The fuelling is spot on. I experienced no glitches in delivery, whether I was on the motorway or trundling along back streets and country lanes.
My ride to Poole Quay saw me head from Peterborough, out west towards Northampton, then south through Oxford and down the A34 towards the M3 at Winchester. Sidewinds do whip around the bodywork and I did feel like the front end got a bit upset by this. A few times I had to clench and correct the path of the Pirelli Scorpion tyre up front. I tried ducking behind the screen, but that just made me feel uncomfortable.
Suspension on the Crossrunner is adjustable and unlike some of its competitors it’s not armed with electronic adjustment, so it’s a case of old school approach if you want to fiddle with your preload. I didn’t feel any need to tinker with it, so left it be.
I had never used a sat nav on a bike before, either, I like getting lost too much, but seeing that the Crossrunner had one I gave it a try. I wouldn’t rush to use one again, but that's just me.
Hitting the M27 I joined the hoards heading for the coast. The riding position gave me a commanding view of the day trippers in front. I love the captain sensible approach and with blokes on sports bikes whizzing by me, I can honestly say I wouldn’t have swapped saddles with any of them. I arrived at Poole Quay having done just under 200 miles, but with zero aches or pains.
The tank range is decent. I pulled over 240 miles from the tank of fuel. Having come to Poole for bike night I was about four hours too early, so after 20 minutes I decided to sack it off and head back. Tuesday night is also my local bike night at Hartford Marina, Huntingdon. I worked out I could get there by 6pm. Heading away from Poole, the Honda called upon its fans to cool the engine. With another tank of fuel we headed back north, the Crossrunner giving me another comfy ride (screen issues aside).
I don’t just like this bike, I love it. It’s a proper Honda. Built well with some nice detail touches that don’t do anything to add to your riding pleasure but make you smile, knowing that they are there, like the deep paint that sparkles in the sunshine. The jacked up adventure bike suspension adds to the sumptuous feel of the ride while the multi spoke alloy wheels look fab, as does the Pro Arm single sided swinger. The Tokico radial brakes up front offer good braking, with the ABS doing its bit when required.
The legendary V4 engine propelled me back to Huntingdon and I made it to Hartford by 6.30pm. I was too early again!
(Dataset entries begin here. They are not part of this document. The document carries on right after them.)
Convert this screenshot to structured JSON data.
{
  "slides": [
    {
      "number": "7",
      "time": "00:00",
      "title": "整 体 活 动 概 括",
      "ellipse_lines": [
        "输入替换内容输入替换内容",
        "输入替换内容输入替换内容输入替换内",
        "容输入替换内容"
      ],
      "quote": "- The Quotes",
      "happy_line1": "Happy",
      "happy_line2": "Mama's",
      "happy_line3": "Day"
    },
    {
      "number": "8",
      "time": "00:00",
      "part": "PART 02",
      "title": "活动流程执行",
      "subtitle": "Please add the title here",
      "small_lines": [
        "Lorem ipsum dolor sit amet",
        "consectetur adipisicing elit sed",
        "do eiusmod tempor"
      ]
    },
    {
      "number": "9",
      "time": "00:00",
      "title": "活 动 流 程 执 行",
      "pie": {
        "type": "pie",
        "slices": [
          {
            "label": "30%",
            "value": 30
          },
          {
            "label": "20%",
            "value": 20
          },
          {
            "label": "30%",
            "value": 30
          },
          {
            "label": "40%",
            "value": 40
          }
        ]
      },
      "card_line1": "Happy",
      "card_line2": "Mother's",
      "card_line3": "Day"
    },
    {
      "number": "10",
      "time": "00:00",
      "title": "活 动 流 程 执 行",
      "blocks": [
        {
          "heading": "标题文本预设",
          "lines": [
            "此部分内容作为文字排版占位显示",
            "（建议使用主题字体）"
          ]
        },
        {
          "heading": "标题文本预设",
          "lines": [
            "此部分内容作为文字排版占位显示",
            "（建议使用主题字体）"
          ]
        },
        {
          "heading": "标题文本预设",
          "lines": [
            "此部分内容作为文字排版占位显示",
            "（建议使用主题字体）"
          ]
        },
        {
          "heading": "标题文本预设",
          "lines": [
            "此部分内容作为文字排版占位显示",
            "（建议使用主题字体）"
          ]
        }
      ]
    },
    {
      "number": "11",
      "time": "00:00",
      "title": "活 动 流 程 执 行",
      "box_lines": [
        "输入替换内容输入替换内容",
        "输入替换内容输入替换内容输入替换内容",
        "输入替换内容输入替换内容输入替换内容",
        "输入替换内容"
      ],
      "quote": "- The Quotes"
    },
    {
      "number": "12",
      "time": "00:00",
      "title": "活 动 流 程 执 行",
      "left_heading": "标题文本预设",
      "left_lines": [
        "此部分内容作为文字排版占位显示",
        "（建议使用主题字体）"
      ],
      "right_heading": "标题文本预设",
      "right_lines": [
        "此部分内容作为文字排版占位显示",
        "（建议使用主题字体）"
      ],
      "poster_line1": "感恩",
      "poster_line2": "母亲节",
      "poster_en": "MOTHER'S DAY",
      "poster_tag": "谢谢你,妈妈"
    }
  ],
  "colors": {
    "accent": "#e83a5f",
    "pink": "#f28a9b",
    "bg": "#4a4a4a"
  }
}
Having done a 425 mile round trip I clocked up another 20 odd miles and headed for home.
Doing over 400 miles in one day isn’t something I do often enough and the Crossrunner would happily do this and more. I have done a few more miles since, and other than those broccoli issues the Honda Crossrunner is one of the best bikes I’ve ever ridden in the real world.
I had to work on my mount and dismount technique, the mixture of the high perch and top box limiting my leg swing, I eventually got my technique sorted. The Crossrunner offered me a superb seat with the additional comfort from the top box to rest against, despite there being no back rest pad it was really comfy.
The pegs are in a good spot too. I would happily jump back on a Crossrunner without any hesitation. Loved it.
Build quality, it’s a proper Honda.
MPG. The digital display informed me I managed a 58mpg on my 420 ride.
Clockset. Bit too fussy for me.
Switchgear. Please put the horn button back on the bottom.